|Add PURPA § 210(m)(8). Adds presumption that 2.5 MW QF has non-discriminatory market access.||Yes. The current rebuttable presumption that 20 MW or smaller QFs lack market access was a product of the Order No. 688 rulemaking. FERC regulations could be amended to implement a lower MW threshold or take similar actions such as lowering the threshold for QFs based on their affiliations (e.g., affiliated with other market participants, affiliated with companies of a certain market capitalization, etc.). A DER Aggregation Final Rule could provide additional support for such actions.|
|Add PURPA § 210(m)(9). Adds state-determined PURPA opt-out where the utility has no need to purchase from QFs, as determined by integrated resource planning (IRP) and/or IRP coupled with competitive procurement processes.||Yes. FERC already has a state opt-out provision in 18 CFR § 292.402. A rulemaking, policy statement, or even a case-specific order could be issued that achieves the same policy result as the bill by adopting a new standard for the existing state opt-out rule that mirrors the bill.|
|Require Amendment to FERC Rules Relating to the One-Mile Rule. The bill would require FERC to add significant detail to how it would determine if QFs were truly separate entities even if located more than one mile apart.||Yes. FERC could use a rulemaking (amending 18 CFR § 292.204) or issue a policy statement reflecting all of the suggested wording in the bill in order to avoid gaming the existing one-mile regulation.|
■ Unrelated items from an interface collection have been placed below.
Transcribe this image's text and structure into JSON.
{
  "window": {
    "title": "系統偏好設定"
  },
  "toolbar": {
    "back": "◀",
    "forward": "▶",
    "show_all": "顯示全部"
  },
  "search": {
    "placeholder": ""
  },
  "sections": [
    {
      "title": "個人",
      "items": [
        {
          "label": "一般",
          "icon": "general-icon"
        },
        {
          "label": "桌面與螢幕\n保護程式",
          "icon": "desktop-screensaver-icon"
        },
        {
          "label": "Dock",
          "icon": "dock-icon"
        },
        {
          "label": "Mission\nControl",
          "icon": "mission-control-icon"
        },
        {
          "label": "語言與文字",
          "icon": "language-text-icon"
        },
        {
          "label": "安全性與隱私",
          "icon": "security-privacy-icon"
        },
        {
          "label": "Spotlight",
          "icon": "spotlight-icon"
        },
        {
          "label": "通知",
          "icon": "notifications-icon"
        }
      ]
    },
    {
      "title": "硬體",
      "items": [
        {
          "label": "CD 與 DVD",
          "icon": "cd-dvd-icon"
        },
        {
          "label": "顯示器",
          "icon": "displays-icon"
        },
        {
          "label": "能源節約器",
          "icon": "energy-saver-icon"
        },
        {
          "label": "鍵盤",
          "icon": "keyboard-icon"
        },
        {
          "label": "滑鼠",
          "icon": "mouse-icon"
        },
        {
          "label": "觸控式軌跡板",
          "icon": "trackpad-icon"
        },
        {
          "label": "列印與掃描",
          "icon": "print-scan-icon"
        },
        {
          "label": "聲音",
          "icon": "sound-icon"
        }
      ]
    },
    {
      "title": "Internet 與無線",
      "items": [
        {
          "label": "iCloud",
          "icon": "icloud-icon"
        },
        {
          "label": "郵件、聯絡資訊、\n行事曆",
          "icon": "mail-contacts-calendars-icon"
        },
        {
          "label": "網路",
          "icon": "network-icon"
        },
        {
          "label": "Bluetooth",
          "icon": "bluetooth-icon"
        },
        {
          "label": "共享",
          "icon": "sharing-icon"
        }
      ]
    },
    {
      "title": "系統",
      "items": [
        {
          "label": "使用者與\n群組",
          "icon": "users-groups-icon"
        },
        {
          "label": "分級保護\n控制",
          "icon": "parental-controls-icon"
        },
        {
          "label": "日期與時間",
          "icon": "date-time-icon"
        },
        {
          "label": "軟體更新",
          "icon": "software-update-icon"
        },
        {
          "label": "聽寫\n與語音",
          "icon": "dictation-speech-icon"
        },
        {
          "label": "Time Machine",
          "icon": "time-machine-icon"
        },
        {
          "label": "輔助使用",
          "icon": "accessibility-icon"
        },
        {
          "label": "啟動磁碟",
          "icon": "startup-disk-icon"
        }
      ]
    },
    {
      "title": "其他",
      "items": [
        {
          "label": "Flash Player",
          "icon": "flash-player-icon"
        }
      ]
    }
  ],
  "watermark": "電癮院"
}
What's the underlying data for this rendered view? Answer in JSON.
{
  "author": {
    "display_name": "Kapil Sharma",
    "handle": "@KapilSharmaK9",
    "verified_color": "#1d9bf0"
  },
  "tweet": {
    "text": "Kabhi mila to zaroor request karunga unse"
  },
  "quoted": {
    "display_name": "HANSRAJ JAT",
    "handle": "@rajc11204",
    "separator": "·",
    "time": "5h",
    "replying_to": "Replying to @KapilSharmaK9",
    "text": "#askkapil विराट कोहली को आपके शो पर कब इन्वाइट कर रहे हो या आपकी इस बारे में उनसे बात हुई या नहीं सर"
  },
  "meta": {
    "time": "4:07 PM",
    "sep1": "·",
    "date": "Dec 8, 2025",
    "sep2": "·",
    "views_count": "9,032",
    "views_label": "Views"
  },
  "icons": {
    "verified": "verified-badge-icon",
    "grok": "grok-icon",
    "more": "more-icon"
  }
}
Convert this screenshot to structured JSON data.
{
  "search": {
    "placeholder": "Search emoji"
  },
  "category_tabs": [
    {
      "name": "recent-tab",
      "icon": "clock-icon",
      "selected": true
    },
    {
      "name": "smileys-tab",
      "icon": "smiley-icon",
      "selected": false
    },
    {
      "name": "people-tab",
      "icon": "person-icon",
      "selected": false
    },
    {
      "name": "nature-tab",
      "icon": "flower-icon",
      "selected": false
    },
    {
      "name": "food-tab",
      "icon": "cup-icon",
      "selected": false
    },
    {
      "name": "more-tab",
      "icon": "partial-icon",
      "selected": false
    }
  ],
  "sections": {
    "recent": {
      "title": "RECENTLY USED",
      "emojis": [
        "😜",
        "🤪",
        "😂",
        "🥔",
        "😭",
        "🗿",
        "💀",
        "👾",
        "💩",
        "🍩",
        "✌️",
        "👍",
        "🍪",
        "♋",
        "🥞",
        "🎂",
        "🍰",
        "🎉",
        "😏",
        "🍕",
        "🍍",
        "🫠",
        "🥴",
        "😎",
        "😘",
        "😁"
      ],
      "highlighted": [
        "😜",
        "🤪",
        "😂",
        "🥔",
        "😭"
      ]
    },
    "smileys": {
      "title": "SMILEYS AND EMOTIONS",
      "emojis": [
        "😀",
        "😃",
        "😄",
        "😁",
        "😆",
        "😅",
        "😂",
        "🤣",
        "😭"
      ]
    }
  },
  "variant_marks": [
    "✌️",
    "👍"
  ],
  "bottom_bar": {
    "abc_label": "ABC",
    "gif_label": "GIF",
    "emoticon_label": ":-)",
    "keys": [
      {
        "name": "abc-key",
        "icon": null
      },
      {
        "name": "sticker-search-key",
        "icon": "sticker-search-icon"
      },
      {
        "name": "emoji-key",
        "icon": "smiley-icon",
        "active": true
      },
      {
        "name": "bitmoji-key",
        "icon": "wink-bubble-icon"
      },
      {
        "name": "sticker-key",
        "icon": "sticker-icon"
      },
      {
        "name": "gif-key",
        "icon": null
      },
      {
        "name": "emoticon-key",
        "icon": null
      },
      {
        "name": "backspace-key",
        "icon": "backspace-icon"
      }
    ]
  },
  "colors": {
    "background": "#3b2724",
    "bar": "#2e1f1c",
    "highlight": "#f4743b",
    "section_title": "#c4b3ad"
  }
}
|Prohibit Minimum Contact Terms. The bill prohibits FERC from issuing rules, guidance, or orders that would require a minimum PURPA contract term.||Yes. FERC has confirmed that it has no stated policy on the mandatory length of PURPA contract terms, at least for under-100 kW standard contracts. However, in other cases, FERC has mentioned that contracts need to be of a length that permits financing. PURPA does not prohibit FERC from adopting regulations formalizing a policy that it will leave contract term lengths to the states.|
|Require Amendments Relating to Measurement of Incremental (Avoided) Cost. The bill requires FERC to amend 18 CFR § 292.304(d)(2) to require that the establishment of a legally-enforceable obligation (LEO) shall not in turn require a utility to pay a rate that exceeds incremental (avoided) cost, as calculated at time of delivery.||Yes. The concept of a LEO, and any requirement for fixed-cost rates being established at a time of the LEO, were all a product of a FERC rulemaking, not PURPA itself. PURPA does not prohibit FERC from changing 18 CFR § 292.304(d)(2). Grounds could include downward trends in electricity prices and new market structures.|